This week - OpenAI beats pro gamers on a livestream; Boston Dynamics drops new video; how viable are giant robots in combat; AI invented a new sport; why futurism needs to get real; and more!
I'm sharing this article first because it talks about futurism - a topic that cannot be avoided when talking about AI, robotics and merging humans with machines. Amber Case calls to embrace Middle Futurism - a flavour of futurism that sits between those perfect renderings of the future and the bleak dystopian future. It calls for creating products that use technology in harmony with humans, to the point of completely becoming invisible, instead of being just about technology.
More than a human
Allison Duettmann challenges Aubrey De Grey with the top objections against longevity to be debunked and debated before opening up the floor to the public.
OpenAI Five is the first AI agent to beat pro gamers on livestream. In this post, OpenAI shares the results of the research which is your typical research summary post - why DoTA, how the model was trained, etc. The interesting thing mentioned in the post is the OpenAI Five Arena where you can either team up or play against OpenAI Five agents.
People from AKQA fed a recurrent neural network with rules from 400 different sports. The network then generated a bunch of new games with their rules. Some of them were a miss, but some of them were viable games. With some final finishing from humans, the rules of the new game have been refined and Speedgate was born - the first ever sport generated by an AI. Here is a video explaining the rules of the game.
Here is an interesting article arguing that we are not heading towards AI Winter but rather towards AI Autumn. As the AI hype starts to dwindle, those who focus on human-centered applications of AI may win in the long term. "People who can apply ML to solve real human problems will become the most important tech people out there", states the article.
Microsoft announced to turn what it does well–technology and AI–outward to support climate action. It will aggregate and host environmental data sets on its cloud platform, Azure, and make them publicly available. The company will also scale up the work it does with other nonprofits and companies tackling environmental issues. Microsoft is also working to prove that these types of data-driven projects can deliver enormous benefits to both the environment and the economy.
"How many Spots do you need to tow a truck?", someone asked at Boston Dynamics. The answer is ten, as shown in the newest video from Boston Dynamics. I wonder if they do a Christmas version where Spots are pulling Santa's sledge. And they can use Atlas as Santa.
Isaac Arthur takes one of the most popular tropes in sci-fi - giant robots, mechas and powersuits, and checks how actually useful the giant robots would be.

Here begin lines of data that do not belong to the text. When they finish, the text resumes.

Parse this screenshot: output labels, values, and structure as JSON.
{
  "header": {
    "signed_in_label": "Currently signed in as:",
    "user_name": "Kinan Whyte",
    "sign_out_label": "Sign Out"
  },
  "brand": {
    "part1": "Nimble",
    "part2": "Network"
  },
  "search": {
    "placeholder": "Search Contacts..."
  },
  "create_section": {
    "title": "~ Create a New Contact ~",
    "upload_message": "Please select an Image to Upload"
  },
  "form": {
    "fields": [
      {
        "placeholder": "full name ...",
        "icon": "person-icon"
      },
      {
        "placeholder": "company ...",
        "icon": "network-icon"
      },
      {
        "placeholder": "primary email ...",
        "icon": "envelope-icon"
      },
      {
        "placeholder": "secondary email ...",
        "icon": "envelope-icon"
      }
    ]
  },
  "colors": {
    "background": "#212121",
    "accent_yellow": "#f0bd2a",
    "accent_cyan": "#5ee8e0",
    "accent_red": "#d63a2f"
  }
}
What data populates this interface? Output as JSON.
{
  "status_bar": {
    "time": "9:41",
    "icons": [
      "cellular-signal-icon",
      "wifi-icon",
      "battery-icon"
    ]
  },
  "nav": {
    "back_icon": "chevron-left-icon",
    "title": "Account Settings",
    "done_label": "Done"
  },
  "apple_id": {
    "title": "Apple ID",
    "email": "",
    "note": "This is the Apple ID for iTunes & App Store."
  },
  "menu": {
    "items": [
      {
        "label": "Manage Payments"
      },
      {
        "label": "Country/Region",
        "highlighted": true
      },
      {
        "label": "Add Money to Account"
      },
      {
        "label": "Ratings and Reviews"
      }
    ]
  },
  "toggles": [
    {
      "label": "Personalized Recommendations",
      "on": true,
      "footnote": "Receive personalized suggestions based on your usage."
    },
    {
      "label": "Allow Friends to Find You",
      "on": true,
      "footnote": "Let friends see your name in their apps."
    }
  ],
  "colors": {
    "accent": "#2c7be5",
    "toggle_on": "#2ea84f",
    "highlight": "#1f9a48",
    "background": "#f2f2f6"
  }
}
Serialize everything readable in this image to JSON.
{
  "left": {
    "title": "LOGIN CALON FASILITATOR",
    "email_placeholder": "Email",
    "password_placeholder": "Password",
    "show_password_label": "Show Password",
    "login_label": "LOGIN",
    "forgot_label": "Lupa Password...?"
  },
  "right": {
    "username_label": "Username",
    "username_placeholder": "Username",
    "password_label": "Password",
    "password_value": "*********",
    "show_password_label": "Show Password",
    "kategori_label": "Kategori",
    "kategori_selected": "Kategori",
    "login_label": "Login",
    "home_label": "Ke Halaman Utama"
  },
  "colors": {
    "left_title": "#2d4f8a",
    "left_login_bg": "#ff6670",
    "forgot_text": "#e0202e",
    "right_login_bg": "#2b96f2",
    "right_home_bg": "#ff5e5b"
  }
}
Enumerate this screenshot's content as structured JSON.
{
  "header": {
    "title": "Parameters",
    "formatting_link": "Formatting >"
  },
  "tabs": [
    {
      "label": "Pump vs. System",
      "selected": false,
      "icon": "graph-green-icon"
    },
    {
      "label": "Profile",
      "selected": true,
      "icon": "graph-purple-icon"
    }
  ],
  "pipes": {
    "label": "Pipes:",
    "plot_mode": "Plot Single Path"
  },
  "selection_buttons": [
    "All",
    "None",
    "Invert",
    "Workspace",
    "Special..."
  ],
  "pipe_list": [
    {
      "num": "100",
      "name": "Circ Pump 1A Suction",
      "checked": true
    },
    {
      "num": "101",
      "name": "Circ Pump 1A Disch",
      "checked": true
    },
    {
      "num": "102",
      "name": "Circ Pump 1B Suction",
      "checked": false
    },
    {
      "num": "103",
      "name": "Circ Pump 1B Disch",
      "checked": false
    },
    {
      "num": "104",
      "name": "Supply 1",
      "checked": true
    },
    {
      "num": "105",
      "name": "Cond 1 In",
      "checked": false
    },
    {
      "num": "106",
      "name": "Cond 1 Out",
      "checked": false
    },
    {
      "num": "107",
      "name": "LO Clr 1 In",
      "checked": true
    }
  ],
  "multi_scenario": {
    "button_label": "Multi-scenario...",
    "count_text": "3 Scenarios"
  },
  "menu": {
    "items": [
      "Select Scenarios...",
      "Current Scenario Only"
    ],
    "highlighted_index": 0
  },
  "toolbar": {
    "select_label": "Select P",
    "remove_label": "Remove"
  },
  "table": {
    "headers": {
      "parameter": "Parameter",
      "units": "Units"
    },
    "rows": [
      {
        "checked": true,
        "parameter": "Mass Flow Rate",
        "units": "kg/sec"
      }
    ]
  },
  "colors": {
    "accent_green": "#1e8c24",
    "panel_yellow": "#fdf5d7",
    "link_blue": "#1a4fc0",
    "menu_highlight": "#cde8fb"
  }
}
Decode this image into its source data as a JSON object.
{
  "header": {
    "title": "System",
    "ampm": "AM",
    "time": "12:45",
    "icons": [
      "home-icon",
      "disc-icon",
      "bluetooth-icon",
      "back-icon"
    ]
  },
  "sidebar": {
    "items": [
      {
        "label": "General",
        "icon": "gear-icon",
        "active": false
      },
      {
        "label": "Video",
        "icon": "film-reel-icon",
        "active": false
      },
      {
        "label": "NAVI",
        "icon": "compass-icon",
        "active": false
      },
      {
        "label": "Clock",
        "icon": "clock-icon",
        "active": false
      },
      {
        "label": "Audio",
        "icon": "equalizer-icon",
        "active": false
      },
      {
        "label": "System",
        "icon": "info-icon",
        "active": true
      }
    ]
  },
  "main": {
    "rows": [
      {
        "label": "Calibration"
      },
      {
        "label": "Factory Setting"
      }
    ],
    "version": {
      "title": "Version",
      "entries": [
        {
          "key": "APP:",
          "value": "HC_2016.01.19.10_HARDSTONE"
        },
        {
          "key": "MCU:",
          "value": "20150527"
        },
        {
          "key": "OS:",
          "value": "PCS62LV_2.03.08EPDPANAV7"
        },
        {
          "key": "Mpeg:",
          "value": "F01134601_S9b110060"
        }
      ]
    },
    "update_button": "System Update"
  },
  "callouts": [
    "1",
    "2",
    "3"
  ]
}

Two DJI drones were assessing the fire from the sky while on the ground a specialised firefighting robot named Colossus was used to fight the fire from the inside of the cathedral. It is not mentioned in the article, but after the fire, a drone with a thermal camera was used to check the state of the of Notre Dame's walls.
Amazon bought Canvas Technology, a startup that builds autonomous carts that can move goods around warehouses, to further automate operations in their warehouses.
Maybe, instead of metal, the space robots will be made from fabrics and rubber, like Baymax from Big Hero 6. They are lightweight, cheap and safe. But soft robots are harder to control than their hard cousins. This is the problem researchers from Brigham Young University, with the help from NASA, try to solve.
New York Times reveals the communication between He Jiankui, who announced in December last year the birth of the first genetically modified humans, and Stephen Quake from Stanford University. The article shows the messages exchanged between two scientists - one wanted to rush with the research and to publish the results, and a second who asked if the ethical side of the project is solid.
University of Pennsylvania in Philadelphia announced the start of treating two patients with cancer with experimental CRISPR gene therapy. The article also has some Q&A about CRISPR if you are interested in learning more.
Scientists at Tel Aviv University have 3D printed a small heart using human tissue that includes vessels, collagen, and biological molecules. The plan is to one day make organ donations obsolete and print tissues instead. The technology is still many years out from human transplants, though — the team’s rodent-sized printed heart isn’t quite there yet.
Researchers from Switzerland have integrated a biocomputer based on a modified CRISPR-Cas9 system into a human cell, a step towards creating powerful biocomputers.